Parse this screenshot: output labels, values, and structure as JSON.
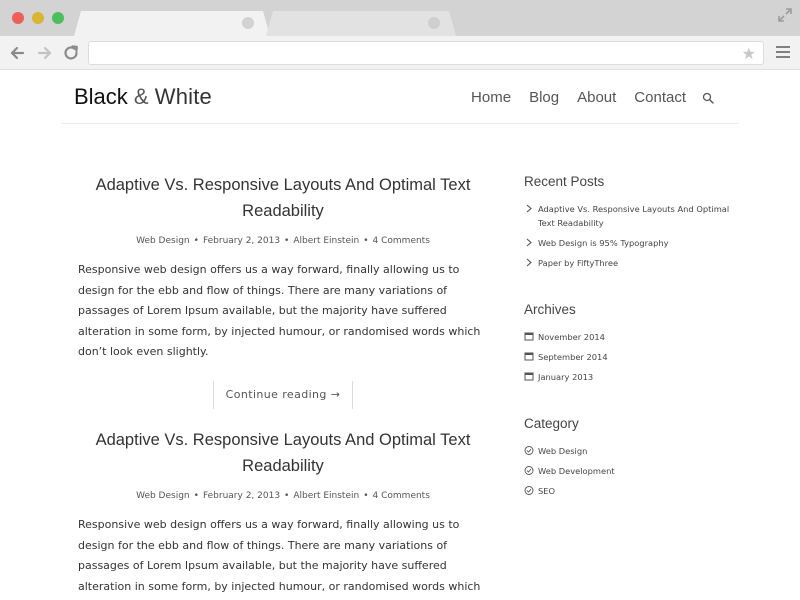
{
  "browser": {
    "address_value": ""
  },
  "site": {
    "logo_main": "Black",
    "logo_amp": "&",
    "logo_secondary": "White",
    "nav": [
      "Home",
      "Blog",
      "About",
      "Contact"
    ]
  },
  "posts": [
    {
      "title": "Adaptive Vs. Responsive Layouts And Optimal Text Readability",
      "category": "Web Design",
      "date": "February 2, 2013",
      "author": "Albert Einstein",
      "comments": "4 Comments",
      "excerpt": "Responsive web design offers us a way forward, finally allowing us to design for the ebb and flow of things. There are many variations of passages of Lorem Ipsum available, but the majority have suffered alteration in some form, by injected humour, or randomised words which don’t look even slightly.",
      "continue_label": "Continue reading →"
    },
    {
      "title": "Adaptive Vs. Responsive Layouts And Optimal Text Readability",
      "category": "Web Design",
      "date": "February 2, 2013",
      "author": "Albert Einstein",
      "comments": "4 Comments",
      "excerpt": "Responsive web design offers us a way forward, finally allowing us to design for the ebb and flow of things. There are many variations of passages of Lorem Ipsum available, but the majority have suffered alteration in some form, by injected humour, or randomised words which don’t look even slightly."
    }
  ],
  "sidebar": {
    "recent_posts": {
      "title": "Recent Posts",
      "items": [
        "Adaptive Vs. Responsive Layouts And Optimal Text Readability",
        "Web Design is 95% Typography",
        "Paper by FiftyThree"
      ]
    },
    "archives": {
      "title": "Archives",
      "items": [
        "November 2014",
        "September 2014",
        "January 2013"
      ]
    },
    "category": {
      "title": "Category",
      "items": [
        "Web Design",
        "Web Development",
        "SEO"
      ]
    }
  },
  "icons": {
    "recent": "chevron-right-icon",
    "archive": "calendar-icon",
    "category": "check-circle-icon",
    "search": "search-icon"
  },
  "colors": {
    "chrome_bg": "#d3d3d3",
    "toolbar_bg": "#f2f2f2",
    "traffic_red": "#ec5f5a",
    "traffic_yellow": "#d8b532",
    "traffic_green": "#4cbf5c",
    "text": "#333333"
  }
}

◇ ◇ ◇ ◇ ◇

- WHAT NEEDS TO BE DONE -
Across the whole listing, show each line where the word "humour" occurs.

- PROBLEM SOLUTION -
      "excerpt": "Responsive web design offers us a way forward, finally allowing us to design for the ebb and flow of things. There are many variations of passages of Lorem Ipsum available, but the majority have suffered alteration in some form, by injected humour, or randomised words which don’t look even slightly.",
      "excerpt": "Responsive web design offers us a way forward, finally allowing us to design for the ebb and flow of things. There are many variations of passages of Lorem Ipsum available, but the majority have suffered alteration in some form, by injected humour, or randomised words which don’t look even slightly."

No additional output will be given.